Montefiascone is perched on the edge of a hill south-east of Lake Bolsena. The name of the city derives from that of the Falisci (Mons Faliscorum, “Mountain of the Falisci”). Later, it was controlled by the Etruscans. The first documents mentioning Montefiascone are from 853, when it belonged to the bishop of Tuscania. In 1058 and 1074 the Popes Stephen IX and Gregory VII, respectively, stopped here. In 1093 the fortress was besieged by Emperor Henry IV. In the following two centuries, as a Papal possession, Montefiascone lived its period of highest splendour. The Castle was often residence of Popes, and was consequently enlarged and embellished. During Avignon Papacy, it was the main residence of the Papal legate Cardinal Albornoz.
- Santa Margherita: The cathedral was built in 1519 by Michele Sanmicheli. Its dome, created in 1647 by Carlo Fontana, is second in size to St Peter’s.

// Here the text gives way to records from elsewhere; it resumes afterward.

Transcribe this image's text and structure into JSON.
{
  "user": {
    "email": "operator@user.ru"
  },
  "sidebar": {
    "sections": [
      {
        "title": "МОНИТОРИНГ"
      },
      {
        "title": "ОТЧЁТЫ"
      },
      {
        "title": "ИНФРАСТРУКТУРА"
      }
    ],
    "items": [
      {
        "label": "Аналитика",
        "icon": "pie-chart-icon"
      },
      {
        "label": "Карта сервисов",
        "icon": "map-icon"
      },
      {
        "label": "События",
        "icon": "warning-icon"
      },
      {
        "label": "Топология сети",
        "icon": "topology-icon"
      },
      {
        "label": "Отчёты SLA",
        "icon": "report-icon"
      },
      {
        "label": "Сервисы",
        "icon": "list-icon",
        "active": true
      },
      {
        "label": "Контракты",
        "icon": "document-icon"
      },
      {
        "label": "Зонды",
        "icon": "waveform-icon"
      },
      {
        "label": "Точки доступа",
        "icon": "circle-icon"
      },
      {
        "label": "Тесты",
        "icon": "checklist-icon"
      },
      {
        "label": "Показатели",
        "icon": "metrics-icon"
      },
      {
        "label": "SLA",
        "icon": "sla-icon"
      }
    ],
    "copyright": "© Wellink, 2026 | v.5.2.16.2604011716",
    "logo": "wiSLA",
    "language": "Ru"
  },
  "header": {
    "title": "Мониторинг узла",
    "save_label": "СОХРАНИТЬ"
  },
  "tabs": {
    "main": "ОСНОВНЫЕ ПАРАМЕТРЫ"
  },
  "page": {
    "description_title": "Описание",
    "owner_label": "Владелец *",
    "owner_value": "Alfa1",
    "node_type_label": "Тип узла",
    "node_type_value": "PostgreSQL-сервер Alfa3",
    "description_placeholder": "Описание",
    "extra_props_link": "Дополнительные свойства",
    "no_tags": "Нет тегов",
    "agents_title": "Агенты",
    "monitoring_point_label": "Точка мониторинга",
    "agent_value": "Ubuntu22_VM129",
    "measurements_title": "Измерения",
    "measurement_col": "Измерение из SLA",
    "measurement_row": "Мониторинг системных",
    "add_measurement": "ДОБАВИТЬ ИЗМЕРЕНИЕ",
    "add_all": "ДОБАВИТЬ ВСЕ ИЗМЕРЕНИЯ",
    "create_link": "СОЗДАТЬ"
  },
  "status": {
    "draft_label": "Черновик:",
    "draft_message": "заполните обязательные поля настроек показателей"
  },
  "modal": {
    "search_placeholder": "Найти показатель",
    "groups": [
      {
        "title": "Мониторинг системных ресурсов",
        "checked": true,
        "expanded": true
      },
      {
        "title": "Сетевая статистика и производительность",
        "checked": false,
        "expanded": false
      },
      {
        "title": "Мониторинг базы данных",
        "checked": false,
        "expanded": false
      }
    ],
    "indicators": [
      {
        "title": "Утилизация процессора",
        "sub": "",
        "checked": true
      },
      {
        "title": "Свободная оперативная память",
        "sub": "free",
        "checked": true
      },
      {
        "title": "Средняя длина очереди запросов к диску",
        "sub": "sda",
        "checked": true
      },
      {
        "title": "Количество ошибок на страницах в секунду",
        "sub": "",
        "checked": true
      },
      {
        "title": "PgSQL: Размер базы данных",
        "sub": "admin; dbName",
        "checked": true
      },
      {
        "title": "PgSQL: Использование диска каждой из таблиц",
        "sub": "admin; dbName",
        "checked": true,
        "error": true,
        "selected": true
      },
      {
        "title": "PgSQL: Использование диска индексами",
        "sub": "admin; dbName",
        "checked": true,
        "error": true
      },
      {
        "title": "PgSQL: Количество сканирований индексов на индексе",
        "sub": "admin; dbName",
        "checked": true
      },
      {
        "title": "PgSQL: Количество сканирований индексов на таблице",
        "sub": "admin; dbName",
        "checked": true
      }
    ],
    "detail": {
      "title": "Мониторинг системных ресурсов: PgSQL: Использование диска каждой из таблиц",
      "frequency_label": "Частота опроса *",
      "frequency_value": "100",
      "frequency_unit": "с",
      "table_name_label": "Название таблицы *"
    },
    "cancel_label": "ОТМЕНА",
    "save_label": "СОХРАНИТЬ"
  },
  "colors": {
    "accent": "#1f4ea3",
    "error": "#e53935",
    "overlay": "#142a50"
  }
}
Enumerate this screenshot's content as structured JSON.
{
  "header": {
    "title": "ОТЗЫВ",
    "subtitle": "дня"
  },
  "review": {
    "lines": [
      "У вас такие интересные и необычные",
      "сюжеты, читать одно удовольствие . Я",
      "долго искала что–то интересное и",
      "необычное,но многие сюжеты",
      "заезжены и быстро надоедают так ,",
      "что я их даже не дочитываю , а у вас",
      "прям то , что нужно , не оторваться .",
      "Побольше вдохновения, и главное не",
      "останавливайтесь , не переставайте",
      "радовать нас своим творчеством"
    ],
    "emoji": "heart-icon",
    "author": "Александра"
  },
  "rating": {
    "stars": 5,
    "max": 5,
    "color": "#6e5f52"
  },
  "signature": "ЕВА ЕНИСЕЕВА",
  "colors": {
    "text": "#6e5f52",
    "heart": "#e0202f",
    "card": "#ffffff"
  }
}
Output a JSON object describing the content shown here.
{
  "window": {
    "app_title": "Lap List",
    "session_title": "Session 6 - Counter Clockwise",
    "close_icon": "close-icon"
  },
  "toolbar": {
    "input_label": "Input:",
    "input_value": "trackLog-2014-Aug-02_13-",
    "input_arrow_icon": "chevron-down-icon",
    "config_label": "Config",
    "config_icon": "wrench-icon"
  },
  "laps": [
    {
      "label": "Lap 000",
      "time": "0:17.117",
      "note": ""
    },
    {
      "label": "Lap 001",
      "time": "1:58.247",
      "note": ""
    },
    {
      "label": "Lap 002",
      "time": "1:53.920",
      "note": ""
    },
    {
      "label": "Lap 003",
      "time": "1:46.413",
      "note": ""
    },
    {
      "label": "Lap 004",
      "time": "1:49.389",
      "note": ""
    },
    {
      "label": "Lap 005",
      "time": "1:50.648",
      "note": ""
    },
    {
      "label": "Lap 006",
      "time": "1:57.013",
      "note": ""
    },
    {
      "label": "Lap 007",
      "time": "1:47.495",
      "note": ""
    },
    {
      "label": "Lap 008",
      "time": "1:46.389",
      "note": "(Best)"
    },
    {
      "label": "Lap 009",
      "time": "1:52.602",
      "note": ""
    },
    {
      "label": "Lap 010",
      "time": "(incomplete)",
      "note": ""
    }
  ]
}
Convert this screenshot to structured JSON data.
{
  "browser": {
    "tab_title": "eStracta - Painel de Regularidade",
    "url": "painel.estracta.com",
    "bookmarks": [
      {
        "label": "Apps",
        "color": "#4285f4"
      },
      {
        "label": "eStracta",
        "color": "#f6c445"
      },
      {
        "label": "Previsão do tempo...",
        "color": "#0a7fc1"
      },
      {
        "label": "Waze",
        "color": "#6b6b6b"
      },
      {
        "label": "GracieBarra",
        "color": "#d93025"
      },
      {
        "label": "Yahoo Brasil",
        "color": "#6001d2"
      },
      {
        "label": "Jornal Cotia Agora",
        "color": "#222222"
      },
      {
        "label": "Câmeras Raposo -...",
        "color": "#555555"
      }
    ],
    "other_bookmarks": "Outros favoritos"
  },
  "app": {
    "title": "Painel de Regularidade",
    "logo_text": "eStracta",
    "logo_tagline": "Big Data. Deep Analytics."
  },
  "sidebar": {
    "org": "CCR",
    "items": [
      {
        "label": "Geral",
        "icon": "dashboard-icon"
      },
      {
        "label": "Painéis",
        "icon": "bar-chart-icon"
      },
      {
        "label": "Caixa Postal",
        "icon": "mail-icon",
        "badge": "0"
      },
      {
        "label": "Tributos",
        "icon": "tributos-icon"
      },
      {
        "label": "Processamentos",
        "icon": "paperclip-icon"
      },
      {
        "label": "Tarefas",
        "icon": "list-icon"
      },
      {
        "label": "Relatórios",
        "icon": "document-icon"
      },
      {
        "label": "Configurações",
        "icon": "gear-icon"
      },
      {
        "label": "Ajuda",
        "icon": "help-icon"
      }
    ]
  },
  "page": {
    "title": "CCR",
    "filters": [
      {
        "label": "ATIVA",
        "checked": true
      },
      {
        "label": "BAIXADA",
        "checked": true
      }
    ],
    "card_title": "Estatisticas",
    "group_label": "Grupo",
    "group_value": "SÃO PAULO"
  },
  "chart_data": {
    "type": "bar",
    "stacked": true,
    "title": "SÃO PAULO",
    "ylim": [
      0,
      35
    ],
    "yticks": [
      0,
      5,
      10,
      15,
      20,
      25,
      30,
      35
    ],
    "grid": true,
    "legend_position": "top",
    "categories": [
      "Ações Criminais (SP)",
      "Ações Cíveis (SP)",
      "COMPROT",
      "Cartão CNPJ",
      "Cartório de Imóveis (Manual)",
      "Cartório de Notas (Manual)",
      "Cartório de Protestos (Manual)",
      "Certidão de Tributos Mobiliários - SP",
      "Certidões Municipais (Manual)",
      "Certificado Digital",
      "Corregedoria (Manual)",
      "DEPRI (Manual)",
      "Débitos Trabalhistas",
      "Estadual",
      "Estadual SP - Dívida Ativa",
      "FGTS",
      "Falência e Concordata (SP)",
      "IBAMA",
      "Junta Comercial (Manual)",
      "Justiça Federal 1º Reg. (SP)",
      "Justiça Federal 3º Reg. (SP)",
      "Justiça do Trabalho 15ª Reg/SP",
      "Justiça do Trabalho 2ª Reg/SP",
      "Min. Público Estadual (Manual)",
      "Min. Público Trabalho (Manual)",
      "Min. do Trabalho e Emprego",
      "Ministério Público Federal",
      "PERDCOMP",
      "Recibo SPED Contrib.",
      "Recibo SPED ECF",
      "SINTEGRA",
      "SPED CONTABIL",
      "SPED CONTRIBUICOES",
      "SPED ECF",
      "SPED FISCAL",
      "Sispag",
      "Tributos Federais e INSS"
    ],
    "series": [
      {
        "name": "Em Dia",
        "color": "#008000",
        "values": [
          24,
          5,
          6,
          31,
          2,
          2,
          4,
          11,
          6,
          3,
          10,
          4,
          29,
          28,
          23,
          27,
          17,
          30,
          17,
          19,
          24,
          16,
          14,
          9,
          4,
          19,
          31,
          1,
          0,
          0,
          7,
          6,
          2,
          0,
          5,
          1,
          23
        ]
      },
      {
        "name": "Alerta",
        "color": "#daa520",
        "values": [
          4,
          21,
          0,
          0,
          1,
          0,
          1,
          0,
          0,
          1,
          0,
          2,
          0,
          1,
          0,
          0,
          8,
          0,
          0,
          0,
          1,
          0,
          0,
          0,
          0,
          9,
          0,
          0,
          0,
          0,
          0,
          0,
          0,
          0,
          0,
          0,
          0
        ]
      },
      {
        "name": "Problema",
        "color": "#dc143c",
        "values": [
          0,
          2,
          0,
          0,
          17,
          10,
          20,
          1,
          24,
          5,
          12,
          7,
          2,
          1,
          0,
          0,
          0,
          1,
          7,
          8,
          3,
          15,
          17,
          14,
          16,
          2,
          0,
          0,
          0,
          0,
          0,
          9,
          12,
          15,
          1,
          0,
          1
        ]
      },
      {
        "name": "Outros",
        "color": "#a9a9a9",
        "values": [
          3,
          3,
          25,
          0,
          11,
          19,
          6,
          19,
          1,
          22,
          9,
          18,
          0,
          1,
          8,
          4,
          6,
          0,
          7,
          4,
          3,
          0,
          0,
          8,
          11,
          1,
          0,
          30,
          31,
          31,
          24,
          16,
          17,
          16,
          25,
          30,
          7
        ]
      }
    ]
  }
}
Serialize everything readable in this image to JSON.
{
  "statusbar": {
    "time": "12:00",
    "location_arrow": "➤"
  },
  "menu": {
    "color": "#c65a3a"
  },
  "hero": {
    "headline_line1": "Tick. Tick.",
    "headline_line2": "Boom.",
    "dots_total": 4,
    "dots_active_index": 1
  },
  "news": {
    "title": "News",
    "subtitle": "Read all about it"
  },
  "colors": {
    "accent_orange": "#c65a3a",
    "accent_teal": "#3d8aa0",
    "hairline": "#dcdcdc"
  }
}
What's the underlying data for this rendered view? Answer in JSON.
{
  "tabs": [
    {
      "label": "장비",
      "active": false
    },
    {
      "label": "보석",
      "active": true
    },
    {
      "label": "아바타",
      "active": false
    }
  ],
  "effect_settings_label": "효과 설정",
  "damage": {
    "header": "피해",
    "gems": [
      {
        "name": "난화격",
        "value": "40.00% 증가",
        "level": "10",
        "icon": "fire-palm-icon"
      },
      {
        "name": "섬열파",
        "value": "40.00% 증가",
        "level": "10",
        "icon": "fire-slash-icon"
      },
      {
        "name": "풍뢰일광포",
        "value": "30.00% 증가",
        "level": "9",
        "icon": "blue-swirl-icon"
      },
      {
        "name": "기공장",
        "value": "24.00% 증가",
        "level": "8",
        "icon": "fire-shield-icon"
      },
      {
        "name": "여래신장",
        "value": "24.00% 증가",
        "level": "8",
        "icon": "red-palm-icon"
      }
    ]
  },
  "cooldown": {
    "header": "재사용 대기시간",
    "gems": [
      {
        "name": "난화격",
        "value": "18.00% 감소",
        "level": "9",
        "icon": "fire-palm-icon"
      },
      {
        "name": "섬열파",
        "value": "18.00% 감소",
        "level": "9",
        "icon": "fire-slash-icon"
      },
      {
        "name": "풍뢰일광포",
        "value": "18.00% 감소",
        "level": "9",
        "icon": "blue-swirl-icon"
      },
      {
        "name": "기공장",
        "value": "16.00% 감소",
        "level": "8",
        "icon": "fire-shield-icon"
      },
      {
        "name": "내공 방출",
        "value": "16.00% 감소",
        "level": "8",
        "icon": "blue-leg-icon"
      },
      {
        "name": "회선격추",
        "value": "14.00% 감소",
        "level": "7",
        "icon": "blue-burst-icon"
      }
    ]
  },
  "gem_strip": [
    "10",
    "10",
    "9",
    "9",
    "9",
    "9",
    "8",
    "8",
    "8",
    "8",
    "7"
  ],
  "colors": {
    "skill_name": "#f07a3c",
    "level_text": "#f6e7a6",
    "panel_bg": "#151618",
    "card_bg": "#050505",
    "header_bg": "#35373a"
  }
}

- San Flaviano: The church is a curious double decker building with a 12th century church oriented east over an 11th century church pointing west. In its interior some 14th century frescoes were discovered in 1896.